Step 3: Systematically look at every horizontal surface in the work area. If you find dust or debris, re-clean the work area and repeat the visual inspection until it passes.

Step 4: Once you have carefully inspected all of the surfaces and have found no dust or debris, the certified renovator may proceed to the cleaning verification procedure.

Cleaning verification

The cleaning verification may only be conducted by a certified renovator.

3M™ LeadCheck™ test kit

The Using a Recognized 3M LeadCheck test kit video shows how to determine the presence of lead in paint.

Learn more about how to use test kits, when they may be used, and by whom.

Length of video: 5 minutes, 7 seconds .

Lead Check Swabs Package

  • 3M LeadCheck test kit with instructions
  • Disposable non-latex gloves
  • Disposable shoe covers
  • Duct tape
  • Garbage bag
  • Plastic drop cloth
  • Testing surface
  • Utility knife
  • Verification card
  • Wet wipes

Using a recognized test kit

Step 1: Read the manufacturer’s instructions. This is the most important step. Each test kit varies regarding the procedures for the most accurate results. The instructions also give you information regarding which substrates can be tested. Here we will be demonstrating the LeadCheck swabs and following the instructions they provide.

Step 2: You may want to secure a drop cloth. This can be put into place to catch any debris that may come loose during testing.

Step 3: Put on your personal protective equipment, including disposable non-latex gloves, shoe covers, and optional eye protection.

Step 4: Prep your surface.

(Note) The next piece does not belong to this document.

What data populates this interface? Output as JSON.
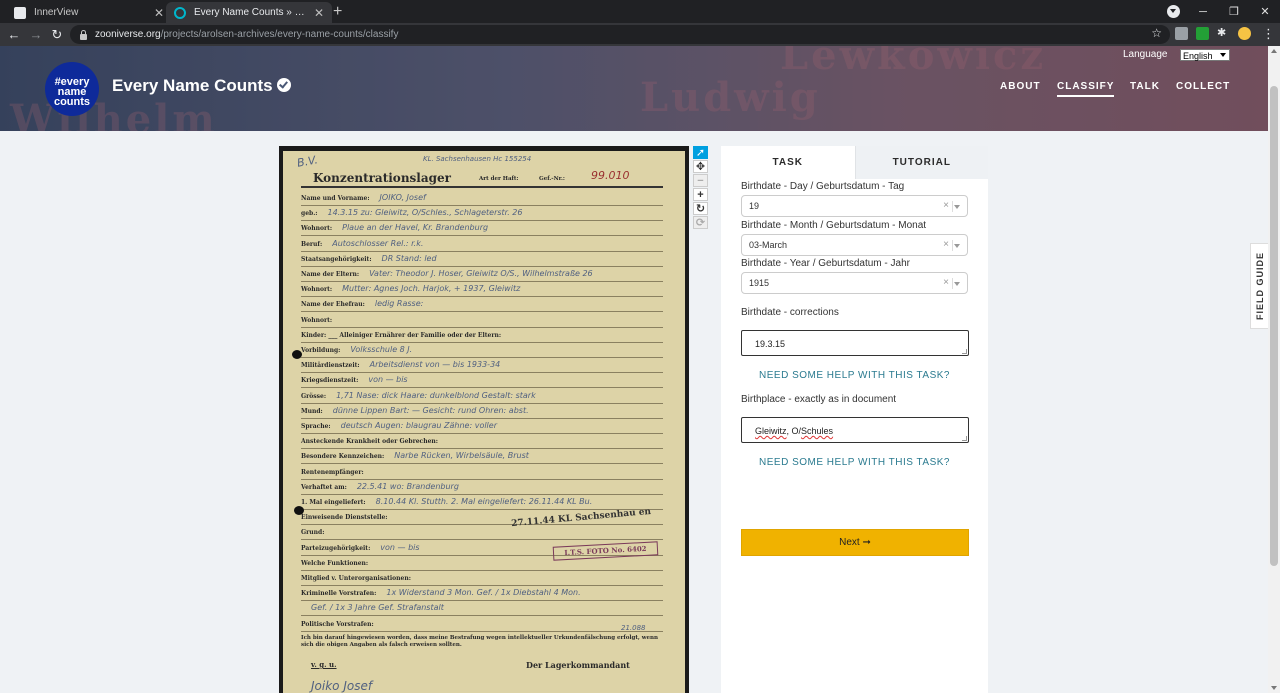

Cleaning the surface with a wet wipe will ensure accurate results without a bias from possible lead dust that has gathered on the surface.

Step 5: As per the manufacturer’s instructions, cut a quarter-inch notch with diagonal exposure through all painted layers down to the bare surface.

Step 6: Activate your LeadCheck swab. Within the tube is a liquid and a powder; crushing each end of the tube and shaking will allow these to mix.

Step 7: Squeeze the liquid out of the applicator onto the notch that you cut into the painted component and rub the exposed cross section for 30 seconds. If any of the painted layers contain lead, a positive result will occur and the swab or the surface will turn pink or red. You must use one swab for every testing surface.

Step 8: You can confirm your results with the verification card provided by the manufacturer. If your testing surface yields a negative result, you must use your verification card to prove that the kit was working correctly. There is lead on the card and thus it should yield a positive result.

Step 9: Cleaning up the testing site consists of using a wet wipe to clean any remaining residue off the testing surface and cleaning the cutting tool used to match the notch.

Step 10: At this point, you can remove your personal protective equipment and take up the drop cloth. First, remove your boot covers while stepping off the plastic. HEPA vacuum and then mist the plastic with water, fold the dirty side in and dispose of your drop cloth in the waste bag.

Removing PPE

Now you can remove your non-latex gloves. The proper method is to remove the first glove inside out, hold it in the palm of the remaining glove, then turn the remaining glove inside out while removing it, as well.

Last, remove your safety glasses and then wash your hands and face with a wet wipe.

Last revised November 25, 2022